Dave Horton, director of the venue, said that while the new rules could open up the possibility of some new events, time slots are limited.
“It will allow for some possibilities out there as far as sponsorships and things like that that could come in,” he said. “But for the most part, I think events that would be coming in would be something that would be a rental and there just aren’t that many dates available.”
He noted that most muncipal events at the fairgrounds, such as the Cumming Country Fair & Festival, would probably never allow alcohol sales.
“I don’t see it ever happening at the fair,” he said. “And even most of our rental events, it wouldn’t play into because they’re like Relay for Life and the leukemia walk, the church car show.
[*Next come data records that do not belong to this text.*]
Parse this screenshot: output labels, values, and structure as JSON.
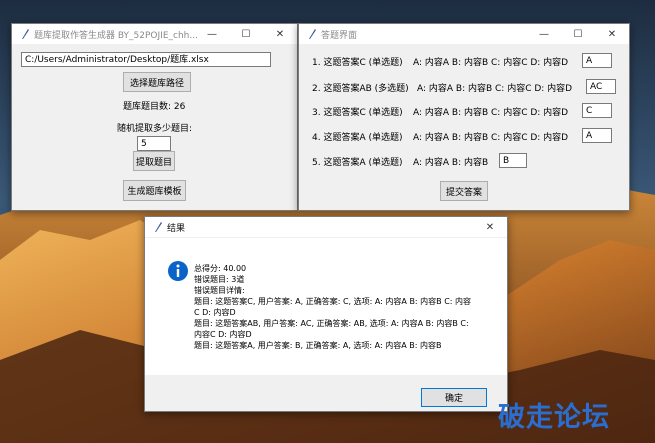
{
  "desktop": {
    "wallpaper": "mountain at sunset"
  },
  "main_window": {
    "title": "题库提取作答生成器 BY_52POJIE_chh...",
    "path_value": "C:/Users/Administrator/Desktop/题库.xlsx",
    "select_path_btn": "选择题库路径",
    "count_label": "题库题目数: 26",
    "extract_prompt": "随机提取多少题目:",
    "extract_value": "5",
    "extract_btn": "提取题目",
    "template_btn": "生成题库模板"
  },
  "answer_window": {
    "title": "答题界面",
    "questions": [
      {
        "label": "1. 这题答案C (单选题)",
        "options": "A: 内容A  B: 内容B  C: 内容C  D: 内容D",
        "answer": "A"
      },
      {
        "label": "2. 这题答案AB (多选题)",
        "options": "A: 内容A  B: 内容B  C: 内容C  D: 内容D",
        "answer": "AC"
      },
      {
        "label": "3. 这题答案C (单选题)",
        "options": "A: 内容A  B: 内容B  C: 内容C  D: 内容D",
        "answer": "C"
      },
      {
        "label": "4. 这题答案A (单选题)",
        "options": "A: 内容A  B: 内容B  C: 内容C  D: 内容D",
        "answer": "A"
      },
      {
        "label": "5. 这题答案A (单选题)",
        "options": "A: 内容A  B: 内容B",
        "answer": "B"
      }
    ],
    "submit_btn": "提交答案"
  },
  "result_window": {
    "title": "结果",
    "lines": [
      "总得分: 40.00",
      "错误题目: 3道",
      "错误题目详情:",
      "题目: 这题答案C, 用户答案: A, 正确答案: C, 选项: A: 内容A  B: 内容B  C: 内容",
      "C  D: 内容D",
      "题目: 这题答案AB, 用户答案: AC, 正确答案: AB, 选项: A: 内容A  B: 内容B  C:",
      "内容C  D: 内容D",
      "题目: 这题答案A, 用户答案: B, 正确答案: A, 选项: A: 内容A  B: 内容B"
    ],
    "ok_btn": "确定"
  },
  "watermark": "破走论坛",
  "colors": {
    "accent": "#0a64c8",
    "watermark": "#2b6ed1"
  }
}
And those things aren’t going to do that. It would have to be an event where alcohol was a good fit.”
One of those events is the National BBQ Cup, which will take place Nov. 15 and 16.
Now in its third year, the gathering features numerous professional and amateur barbecue cooks from around the country, as well as a tasting event for the public and live music.
Organizer Randall Bowman welcomed the change.
“We will have a beer garden at this year’s event,” said Bowman, adding that he believes that the timing was right.
“When Sunday sales passed with such an astronomical percentage and we’ve got growler stores opening in the city and things like that, I think the general public pretty much dictated that this was something they wanted,” he said.
Bowman went on to note that he’s in talks with Budweiser for sponsorship opportunities at this year’s barbecue event and expects the new rules to have huge effect.
“I’d think it’ll make a five-figure impact easily,” he said. “I think the biggest thing too for an event like ours is what we can work with for next year.”
According to Bowman, the move was a good one.
“I think it really opens the door for the future … I think it can really stimulate our economy and help our community grow. I personally think it’s a wonderful thing.”